Also an issue now that companies report them to be the largest since 1996. So, the problem with escalating rates is the fact that growth is slowing, and the full employment by traditional standards isn’t the one that leads to wage rises.

recession job looking

According to labor-market economists, unemployment should fall towards 2% before salaries start to increase, and not 4-4.5% that is considered to be a standard. Moreover, studies show that consumers consider this a difficult period and are choosing not to buy much – except everyday basics. You guessed it – this also happened in the years before 2008.

The concerned IMF

Finally, this brings us to IMF which is concerned that higher loan costs and lower levels of consumption will lead more corporations to fail. They wanted to solve this problem by making governments pass reforms that allow more jobs to be created. However, the growth of flexible working has failed to increase wage rates.

Hiring in recession

The most obvious impact a recession can have (and did have in 2008.) is a bigger need for redundancies than hiring. And a recruiter’s job is to hire, right? So an obvious question arises – how to hire if there’s no need for hiring?

Massive recruitment saves the day

massive recruitment

Well, companies may oversee during panic periods that there are actually some things that can be taken advantage of. For example, small and medium type companies generally don’t have enough opportunities to hire the best talent at a cost they can afford. During recession, however, they can turn to massive recruitment for present and anticipated organizational vacancies.

Of course, hard times bring harder decision-making process which means that a sourcer-screener-recruiter’s business will become trickier. Much trickier. During a financial crash, clients can’t simply afford wasting time or money on wrong candidates. Ultimately, that means that your methods and strategies of finding the best possible candidate HAVE to be exquisite if you want to stay in the game.

Double R – Referrals and Reputation

Most companies simply wouldn’t want to take the risk of hiring new staff during recession. They will mainly focus on cutting down the insufficiently productive staff to reduce costs, whilst keeping the best ones only. Moreover, most talents wouldn’t want to shift during recession as much either. Logically, they will assume it’s better to stay put for the time being. Additionally, most candidates are aware of the cut-down salaries. Consequently, that makes them less productive in doing their jobs. However, long-term relationships with employees and potential candidates can help you have a reputation and make you trustworthy and capable of doing your risky job in the best possible way for both sides – even in times of despair.

James Bond doesn’t have to be perfect anymore

resume recruitment recession

After rain comes sunshine. Similarly, after recession comes new hiring criteria. Thank Goodness, that doesn’t necessarily have to be a bad thing. For example, employment gaps are not quite the best thing you’d want to see in your greatest candidate resume. BUT, post-recession reality is that, due to high levels of unemployment, employers have to soften their stance on employment gaps. So it’s okay, even James Bond can have a resume gap.

Recession produces new job markets?

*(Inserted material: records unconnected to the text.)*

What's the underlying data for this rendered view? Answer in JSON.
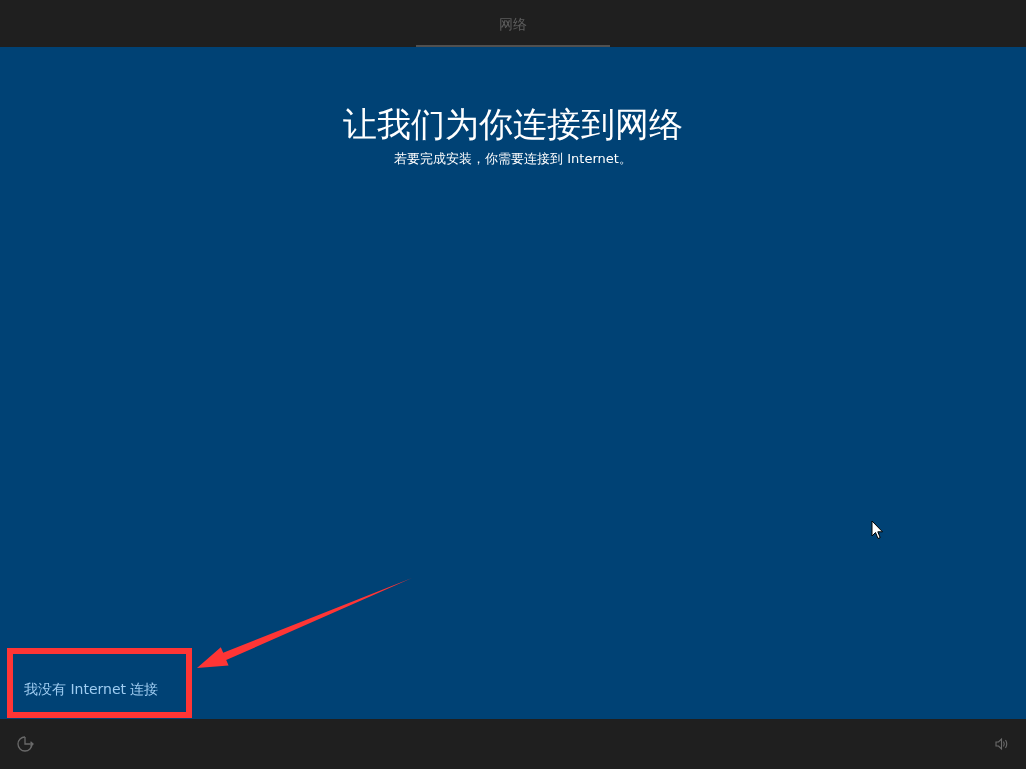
{
  "top_bar": {
    "tabs": [
      {
        "label": "网络",
        "selected": true
      }
    ]
  },
  "page": {
    "title": "让我们为你连接到网络",
    "subtitle": "若要完成安装，你需要连接到 Internet。"
  },
  "skip_link": {
    "label": "我没有 Internet 连接"
  }
}
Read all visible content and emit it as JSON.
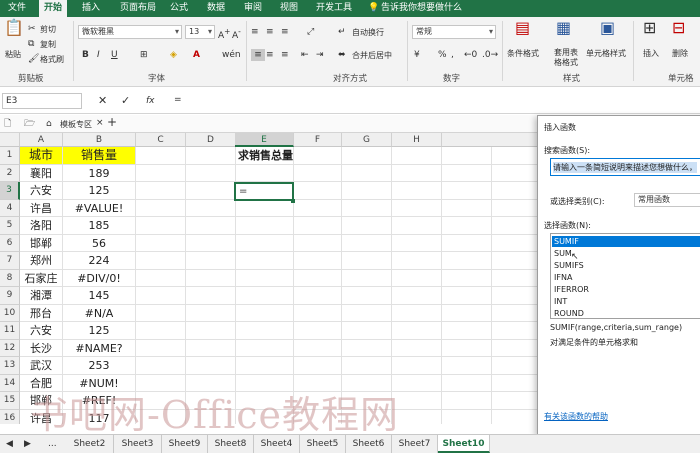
{
  "tabs": [
    "文件",
    "开始",
    "插入",
    "页面布局",
    "公式",
    "数据",
    "审阅",
    "视图",
    "开发工具"
  ],
  "tell_me": "告诉我你想要做什么",
  "ribbon": {
    "paste": "粘贴",
    "cut": "剪切",
    "copy": "复制",
    "format_painter": "格式刷",
    "clipboard_group": "剪贴板",
    "font_name": "微软雅黑",
    "font_size": "13",
    "font_group": "字体",
    "wrap_text": "自动换行",
    "merge_center": "合并后居中",
    "alignment_group": "对齐方式",
    "number_format": "常规",
    "number_group": "数字",
    "conditional_format": "条件格式",
    "format_as_table": "套用表格格式",
    "cell_styles": "单元格样式",
    "styles_group": "样式",
    "insert": "插入",
    "delete": "删除",
    "cells_group": "单元格",
    "bold": "B",
    "italic": "I",
    "underline": "U",
    "percent": "%",
    "comma": ","
  },
  "formula_bar": {
    "name_box": "E3",
    "fx": "fx",
    "content": "="
  },
  "file_tab_label": "模板专区",
  "columns": [
    "A",
    "B",
    "C",
    "D",
    "E",
    "F",
    "G",
    "H"
  ],
  "rows": [
    {
      "n": "1",
      "a": "城市",
      "b": "销售量"
    },
    {
      "n": "2",
      "a": "襄阳",
      "b": "189"
    },
    {
      "n": "3",
      "a": "六安",
      "b": "125"
    },
    {
      "n": "4",
      "a": "许昌",
      "b": "#VALUE!"
    },
    {
      "n": "5",
      "a": "洛阳",
      "b": "185"
    },
    {
      "n": "6",
      "a": "邯郸",
      "b": "56"
    },
    {
      "n": "7",
      "a": "郑州",
      "b": "224"
    },
    {
      "n": "8",
      "a": "石家庄",
      "b": "#DIV/0!"
    },
    {
      "n": "9",
      "a": "湘潭",
      "b": "145"
    },
    {
      "n": "10",
      "a": "邢台",
      "b": "#N/A"
    },
    {
      "n": "11",
      "a": "六安",
      "b": "125"
    },
    {
      "n": "12",
      "a": "长沙",
      "b": "#NAME?"
    },
    {
      "n": "13",
      "a": "武汉",
      "b": "253"
    },
    {
      "n": "14",
      "a": "合肥",
      "b": "#NUM!"
    },
    {
      "n": "15",
      "a": "邯郸",
      "b": "#REF!"
    },
    {
      "n": "16",
      "a": "许昌",
      "b": "117"
    }
  ],
  "e1_text": "求销售总量",
  "e3_text": "=",
  "dialog": {
    "title": "插入函数",
    "search_label": "搜索函数(S):",
    "search_value": "请输入一条简短说明来描述您想做什么，",
    "category_label": "或选择类别(C):",
    "category_value": "常用函数",
    "select_label": "选择函数(N):",
    "functions": [
      "SUMIF",
      "SUM",
      "SUMIFS",
      "IFNA",
      "IFERROR",
      "INT",
      "ROUND"
    ],
    "signature": "SUMIF(range,criteria,sum_range)",
    "description": "对满足条件的单元格求和",
    "help_link": "有关该函数的帮助"
  },
  "sheet_tabs": [
    "Sheet2",
    "Sheet3",
    "Sheet9",
    "Sheet8",
    "Sheet4",
    "Sheet5",
    "Sheet6",
    "Sheet7",
    "Sheet10"
  ],
  "sheet_nav_more": "...",
  "watermark": "书吧网-Office教程网",
  "colors": {
    "excel_green": "#217346",
    "header_yellow": "#ffff00",
    "selection_blue": "#0078d7"
  }
}
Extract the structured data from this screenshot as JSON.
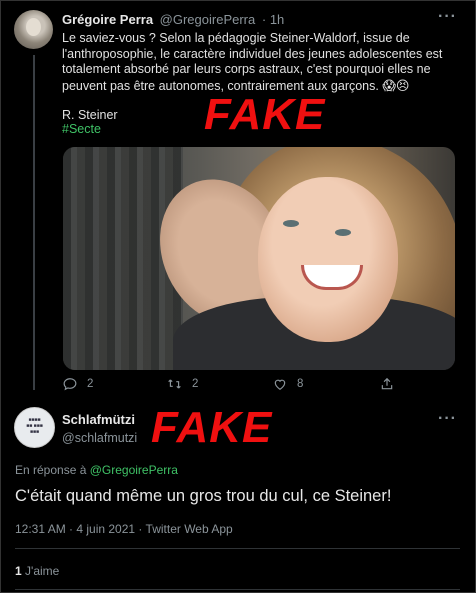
{
  "tweet1": {
    "display_name": "Grégoire Perra",
    "handle": "@GregoirePerra",
    "time": "· 1h",
    "more": "···",
    "body_lines": [
      "Le saviez-vous ? Selon la pédagogie Steiner-Waldorf, issue de",
      "l'anthroposophie, le caractère individuel des jeunes adolescentes est",
      "totalement absorbé par leurs corps astraux, c'est pourquoi elles ne",
      "peuvent pas être autonomes, contrairement aux garçons."
    ],
    "emojis": "😱😣",
    "signature": "R. Steiner",
    "hashtag": "#Secte",
    "actions": {
      "reply_count": "2",
      "retweet_count": "2",
      "like_count": "8"
    }
  },
  "stamps": {
    "fake_top": "FAKE",
    "fake_bottom": "FAKE"
  },
  "tweet2": {
    "display_name": "Schlafmützi",
    "handle": "@schlafmutzi",
    "more": "···",
    "reply_prefix": "En réponse à",
    "reply_handle": "@GregoirePerra",
    "body": "C'était quand même un gros trou du cul, ce Steiner!",
    "meta": "12:31 AM · 4 juin 2021 · Twitter Web App",
    "likes_count": "1",
    "likes_label": "J'aime"
  },
  "colors": {
    "background": "#000000",
    "accent_green": "#3fc266",
    "stamp_red": "#f01010",
    "muted": "#8b949a"
  }
}
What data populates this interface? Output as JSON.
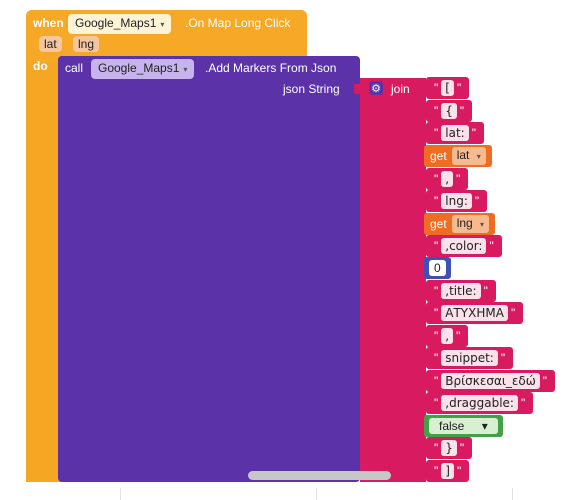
{
  "event": {
    "when_label": "when",
    "component": "Google_Maps1",
    "event_name": ".On Map Long Click",
    "params": [
      "lat",
      "lng"
    ],
    "do_label": "do"
  },
  "call": {
    "call_label": "call",
    "component": "Google_Maps1",
    "method": ".Add Markers From Json",
    "arg_label": "json String"
  },
  "join": {
    "label": "join",
    "items": [
      {
        "kind": "text",
        "value": "["
      },
      {
        "kind": "text",
        "value": "{"
      },
      {
        "kind": "text",
        "value": "lat:"
      },
      {
        "kind": "get",
        "label": "get",
        "value": "lat"
      },
      {
        "kind": "text",
        "value": ","
      },
      {
        "kind": "text",
        "value": "lng:"
      },
      {
        "kind": "get",
        "label": "get",
        "value": "lng"
      },
      {
        "kind": "text",
        "value": ",color:"
      },
      {
        "kind": "number",
        "value": "0"
      },
      {
        "kind": "text",
        "value": ",title:"
      },
      {
        "kind": "text",
        "value": "ΑΤΥΧΗΜΑ"
      },
      {
        "kind": "text",
        "value": ","
      },
      {
        "kind": "text",
        "value": "snippet:"
      },
      {
        "kind": "text",
        "value": "Βρίσκεσαι_εδώ"
      },
      {
        "kind": "text",
        "value": ",draggable:"
      },
      {
        "kind": "bool",
        "value": "false"
      },
      {
        "kind": "text",
        "value": "}"
      },
      {
        "kind": "text",
        "value": "]"
      }
    ]
  },
  "colors": {
    "event": "#f5a623",
    "procedure": "#5b32a8",
    "text": "#d81b60",
    "variable_get": "#ef6c23",
    "math": "#3f51b5",
    "logic": "#43a047"
  }
}
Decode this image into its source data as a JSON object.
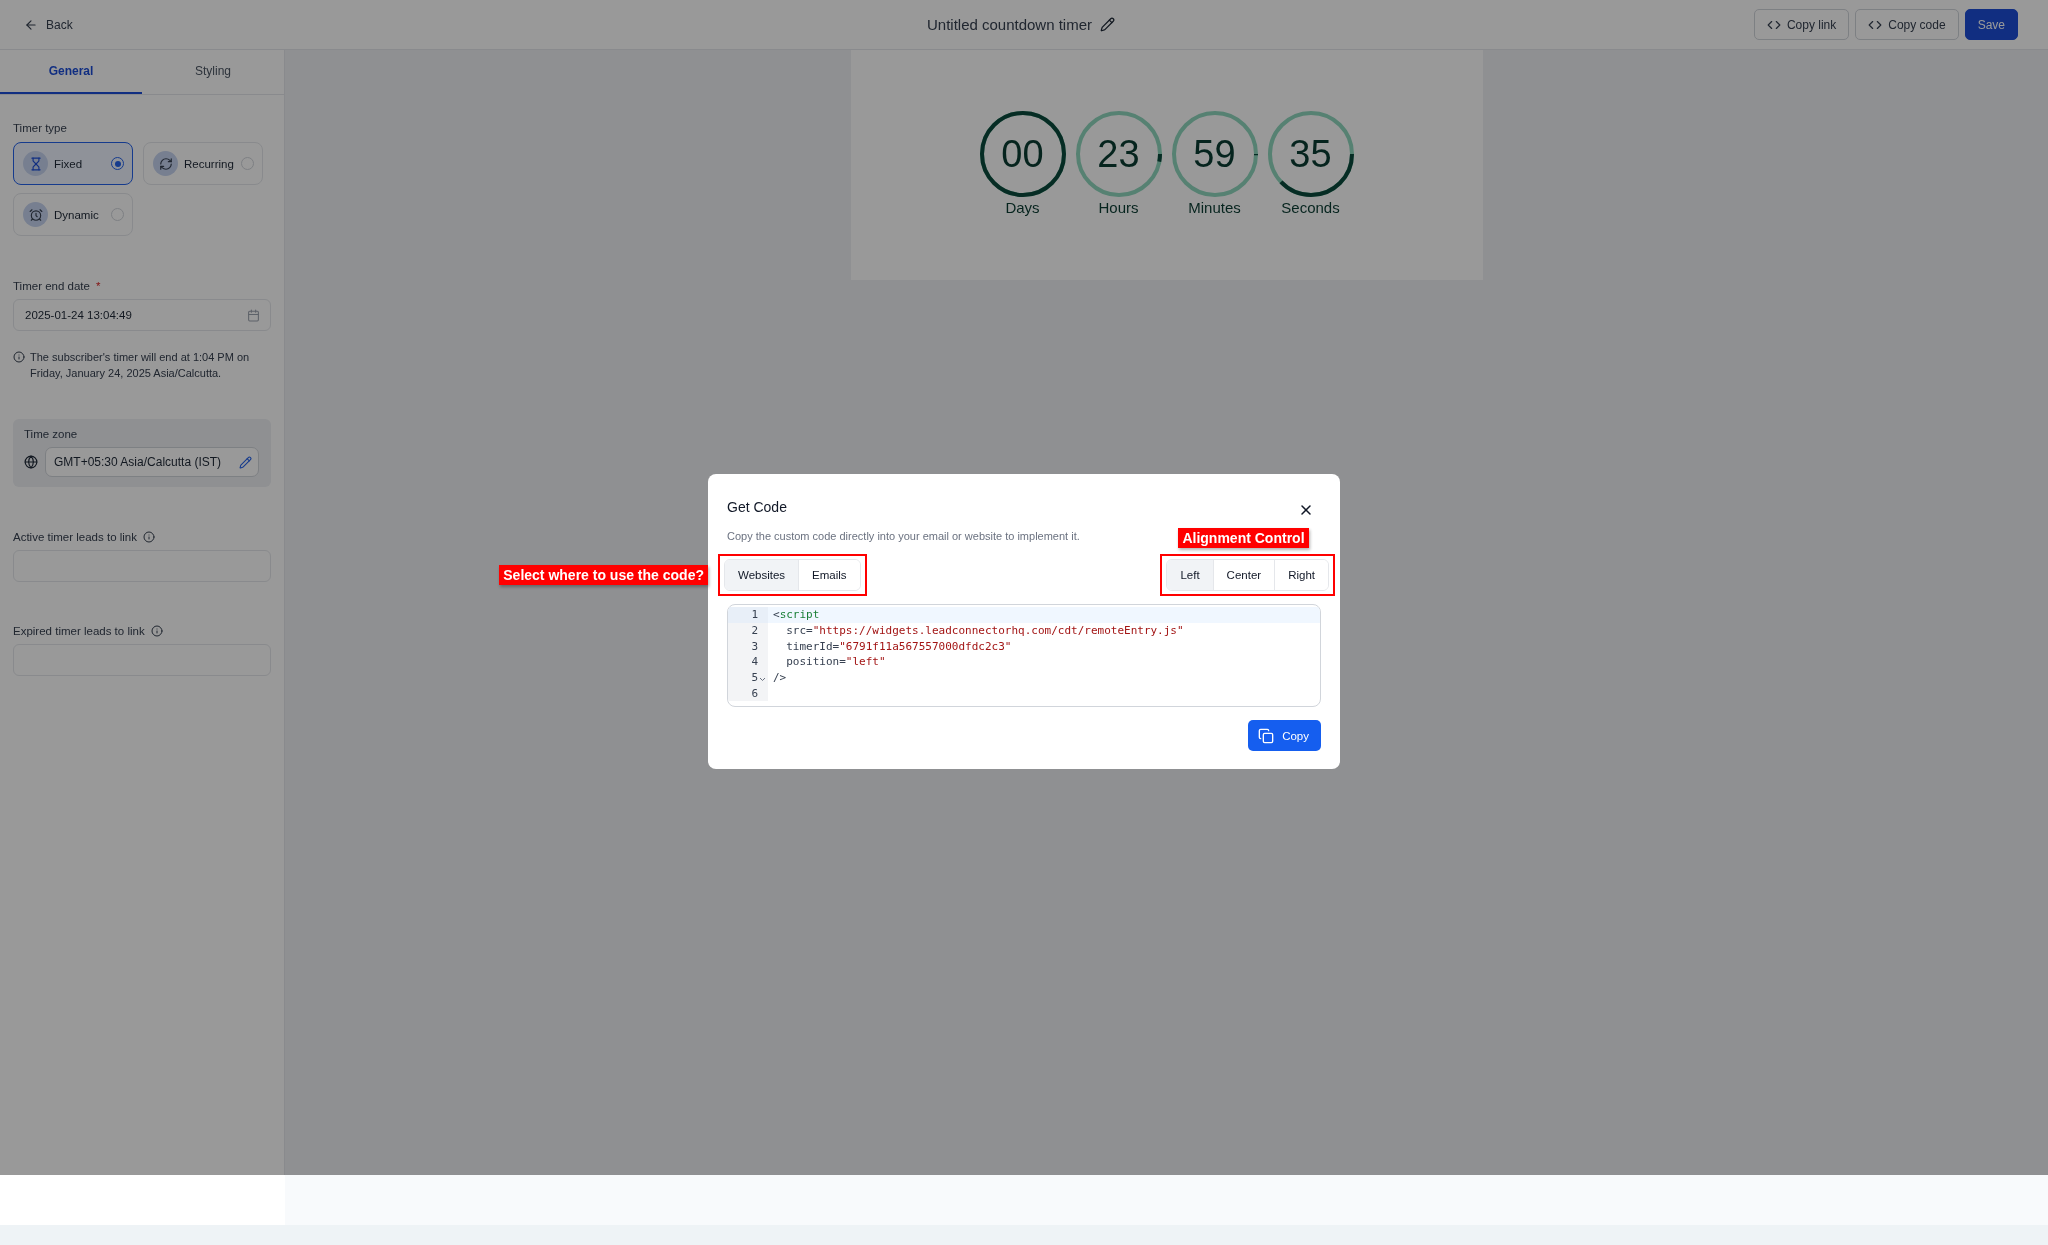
{
  "header": {
    "back": "Back",
    "title": "Untitled countdown timer",
    "buttons": [
      {
        "label": "Copy link",
        "kind": "outline"
      },
      {
        "label": "Copy code",
        "kind": "outline"
      },
      {
        "label": "Save",
        "kind": "primary"
      }
    ]
  },
  "sidebar": {
    "tabs": [
      {
        "label": "General",
        "selected": true
      },
      {
        "label": "Styling",
        "selected": false
      }
    ],
    "timer_type": {
      "label": "Timer type",
      "options": [
        {
          "label": "Fixed",
          "kind": "hourglass",
          "selected": true
        },
        {
          "label": "Recurring",
          "kind": "repeat",
          "selected": false
        },
        {
          "label": "Dynamic",
          "kind": "alarm",
          "selected": false
        }
      ]
    },
    "end_date": {
      "label": "Timer end date",
      "required_mark": "*",
      "value": "2025-01-24 13:04:49"
    },
    "note": "The subscriber's timer will end at 1:04 PM on Friday, January 24, 2025 Asia/Calcutta.",
    "time_zone": {
      "label": "Time zone",
      "value": "GMT+05:30 Asia/Calcutta (IST)"
    },
    "link_fields": [
      {
        "label": "Active timer leads to link"
      },
      {
        "label": "Expired timer leads to link"
      }
    ]
  },
  "preview": {
    "units": [
      {
        "value": "00",
        "label": "Days",
        "level": 1
      },
      {
        "value": "23",
        "label": "Hours",
        "level": 0.03
      },
      {
        "value": "59",
        "label": "Minutes",
        "level": 0.005
      },
      {
        "value": "35",
        "label": "Seconds",
        "level": 0.38
      }
    ]
  },
  "modal": {
    "title": "Get Code",
    "description": "Copy the custom code directly into your email or website to implement it.",
    "platform_tabs": [
      {
        "label": "Websites",
        "selected": true
      },
      {
        "label": "Emails",
        "selected": false
      }
    ],
    "alignment_tabs": [
      {
        "label": "Left",
        "selected": true
      },
      {
        "label": "Center",
        "selected": false
      },
      {
        "label": "Right",
        "selected": false
      }
    ],
    "code_lines": [
      {
        "number": "1",
        "segments": [
          {
            "kind": "plain",
            "text": "<"
          },
          {
            "kind": "tag",
            "text": "script"
          }
        ]
      },
      {
        "number": "2",
        "segments": [
          {
            "kind": "plain",
            "text": "  src="
          },
          {
            "kind": "string",
            "text": "\"https://widgets.leadconnectorhq.com/cdt/remoteEntry.js\""
          }
        ]
      },
      {
        "number": "3",
        "segments": [
          {
            "kind": "plain",
            "text": "  timerId="
          },
          {
            "kind": "string",
            "text": "\"6791f11a567557000dfdc2c3\""
          }
        ]
      },
      {
        "number": "4",
        "segments": [
          {
            "kind": "plain",
            "text": "  position="
          },
          {
            "kind": "string",
            "text": "\"left\""
          }
        ]
      },
      {
        "number": "5",
        "foldable": true,
        "segments": [
          {
            "kind": "plain",
            "text": "/>"
          }
        ]
      },
      {
        "number": "6"
      }
    ],
    "copy_button": "Copy",
    "platform_annotation": "Select where to use the code?",
    "alignment_annotation": "Alignment Control"
  }
}
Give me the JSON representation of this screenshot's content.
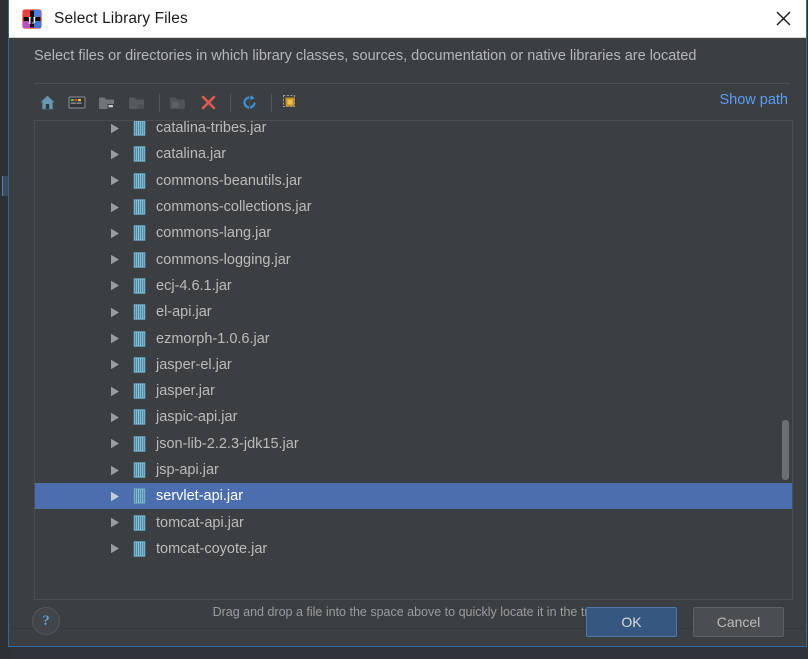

After recession comes new job market as well. Such instances were nonprofit organizations that grew when other sectors declined during the last recession in 2008. This meant a new hope and a new opportunity for both job seekers and recruiters.

In case of 2020 recession, what do you think the new job market could be? 🙂